Write out the material below again, line for line, without any images.

*** Opening of RECORDS FOR THIS EXERCISE ***

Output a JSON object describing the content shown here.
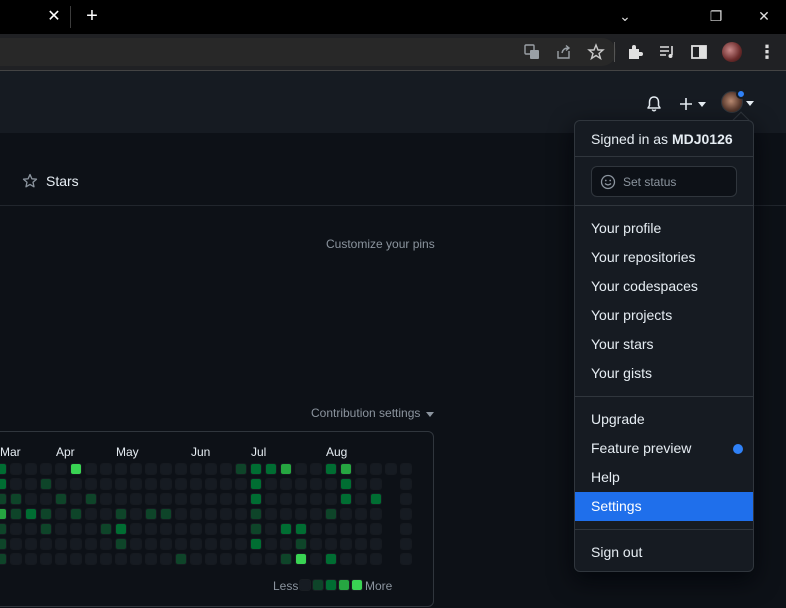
{
  "browser": {
    "tab_close_glyph": "✕",
    "new_tab_glyph": "+",
    "window_buttons": {
      "collapse": "⌄",
      "restore": "❐",
      "close": "✕"
    },
    "kebab_glyph": "⋮"
  },
  "header": {
    "new_glyph": "+"
  },
  "profile_tabs": {
    "stars_label": "Stars"
  },
  "pins": {
    "customize_label": "Customize your pins"
  },
  "contributions": {
    "settings_label": "Contribution settings",
    "months": [
      "Mar",
      "Apr",
      "May",
      "Jun",
      "Jul",
      "Aug"
    ],
    "legend_less": "Less",
    "legend_more": "More",
    "level_colors": [
      "#161b22",
      "#0e4429",
      "#006d32",
      "#26a641",
      "#39d353"
    ]
  },
  "menu": {
    "signed_in_prefix": "Signed in as ",
    "username": "MDJ0126",
    "set_status_label": "Set status",
    "items": [
      {
        "label": "Your profile"
      },
      {
        "label": "Your repositories"
      },
      {
        "label": "Your codespaces"
      },
      {
        "label": "Your projects"
      },
      {
        "label": "Your stars"
      },
      {
        "label": "Your gists"
      },
      {
        "label": "Upgrade"
      },
      {
        "label": "Feature preview"
      },
      {
        "label": "Help"
      },
      {
        "label": "Settings",
        "active": true
      },
      {
        "label": "Sign out"
      }
    ]
  },
  "colors": {
    "page_bg": "#0d1117",
    "header_bg": "#161b22",
    "accent": "#1f6feb",
    "notification_dot": "#2f81f7",
    "border": "#30363d"
  }
}
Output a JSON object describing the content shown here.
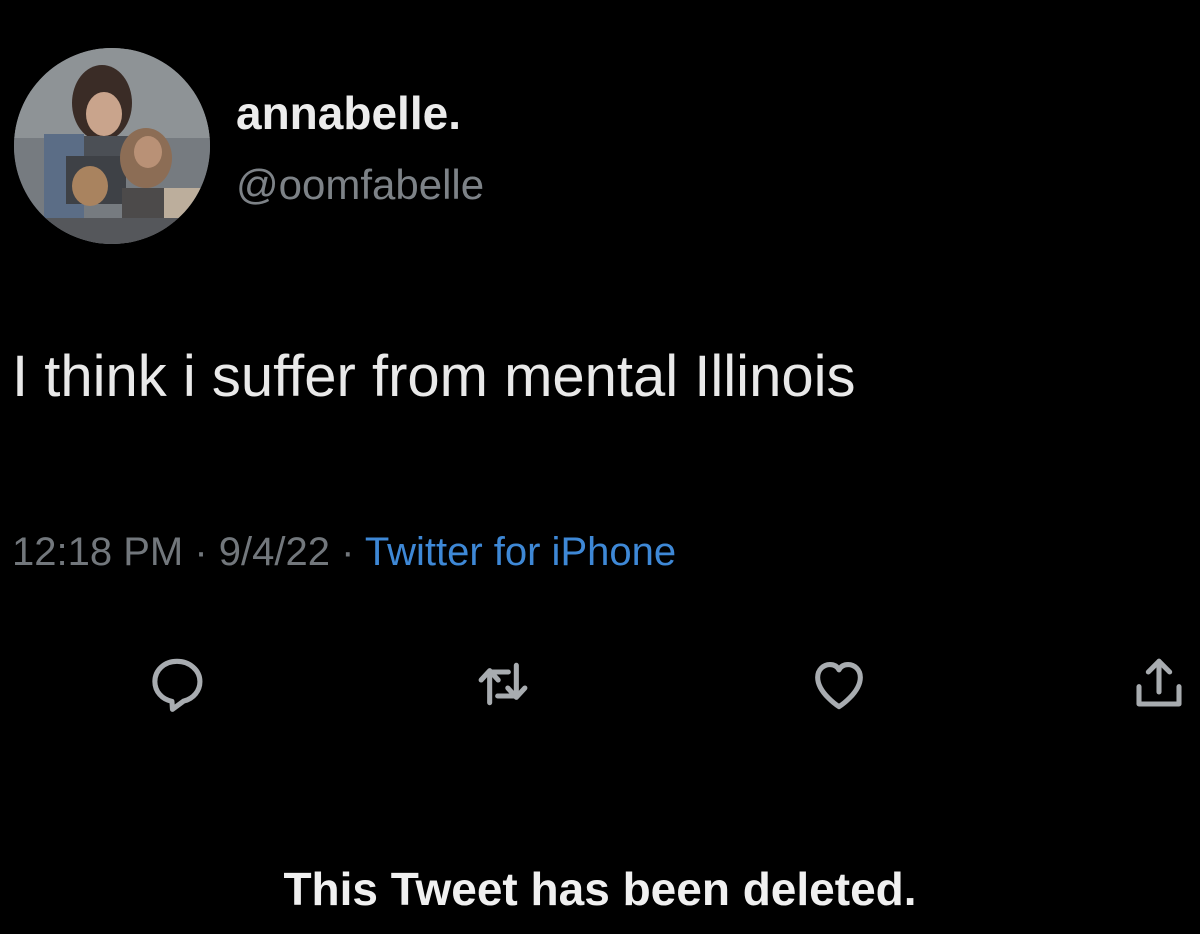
{
  "tweet": {
    "author": {
      "display_name": "annabelle.",
      "handle": "@oomfabelle",
      "avatar_icon": "profile-photo"
    },
    "text": "I think i suffer from mental Illinois",
    "time": "12:18 PM",
    "separator": "·",
    "date": "9/4/22",
    "source": "Twitter for iPhone",
    "source_color": "#3e88d6"
  },
  "actions": [
    {
      "icon": "reply-icon"
    },
    {
      "icon": "retweet-icon"
    },
    {
      "icon": "like-icon"
    },
    {
      "icon": "share-icon"
    }
  ],
  "notice": "This Tweet has been deleted.",
  "colors": {
    "background": "#000000",
    "primary_text": "#e9e9e9",
    "secondary_text": "#72777c",
    "icon": "#a8acb0"
  }
}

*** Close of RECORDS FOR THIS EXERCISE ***

**TASK RESULT**
Output a JSON object describing the content shown here.
{
  "browser": {
    "tab_close_glyph": "✕",
    "new_tab_glyph": "+",
    "window_buttons": {
      "collapse": "⌄",
      "restore": "❐",
      "close": "✕"
    },
    "kebab_glyph": "⋮"
  },
  "header": {
    "new_glyph": "+"
  },
  "profile_tabs": {
    "stars_label": "Stars"
  },
  "pins": {
    "customize_label": "Customize your pins"
  },
  "contributions": {
    "settings_label": "Contribution settings",
    "months": [
      "Mar",
      "Apr",
      "May",
      "Jun",
      "Jul",
      "Aug"
    ],
    "legend_less": "Less",
    "legend_more": "More",
    "level_colors": [
      "#161b22",
      "#0e4429",
      "#006d32",
      "#26a641",
      "#39d353"
    ]
  },
  "menu": {
    "signed_in_prefix": "Signed in as ",
    "username": "MDJ0126",
    "set_status_label": "Set status",
    "items": [
      {
        "label": "Your profile"
      },
      {
        "label": "Your repositories"
      },
      {
        "label": "Your codespaces"
      },
      {
        "label": "Your projects"
      },
      {
        "label": "Your stars"
      },
      {
        "label": "Your gists"
      },
      {
        "label": "Upgrade"
      },
      {
        "label": "Feature preview"
      },
      {
        "label": "Help"
      },
      {
        "label": "Settings",
        "active": true
      },
      {
        "label": "Sign out"
      }
    ]
  },
  "colors": {
    "page_bg": "#0d1117",
    "header_bg": "#161b22",
    "accent": "#1f6feb",
    "notification_dot": "#2f81f7",
    "border": "#30363d"
  }
}
Output a JSON object describing the content shown here.
{
  "tweet": {
    "author": {
      "display_name": "annabelle.",
      "handle": "@oomfabelle",
      "avatar_icon": "profile-photo"
    },
    "text": "I think i suffer from mental Illinois",
    "time": "12:18 PM",
    "separator": "·",
    "date": "9/4/22",
    "source": "Twitter for iPhone",
    "source_color": "#3e88d6"
  },
  "actions": [
    {
      "icon": "reply-icon"
    },
    {
      "icon": "retweet-icon"
    },
    {
      "icon": "like-icon"
    },
    {
      "icon": "share-icon"
    }
  ],
  "notice": "This Tweet has been deleted.",
  "colors": {
    "background": "#000000",
    "primary_text": "#e9e9e9",
    "secondary_text": "#72777c",
    "icon": "#a8acb0"
  }
}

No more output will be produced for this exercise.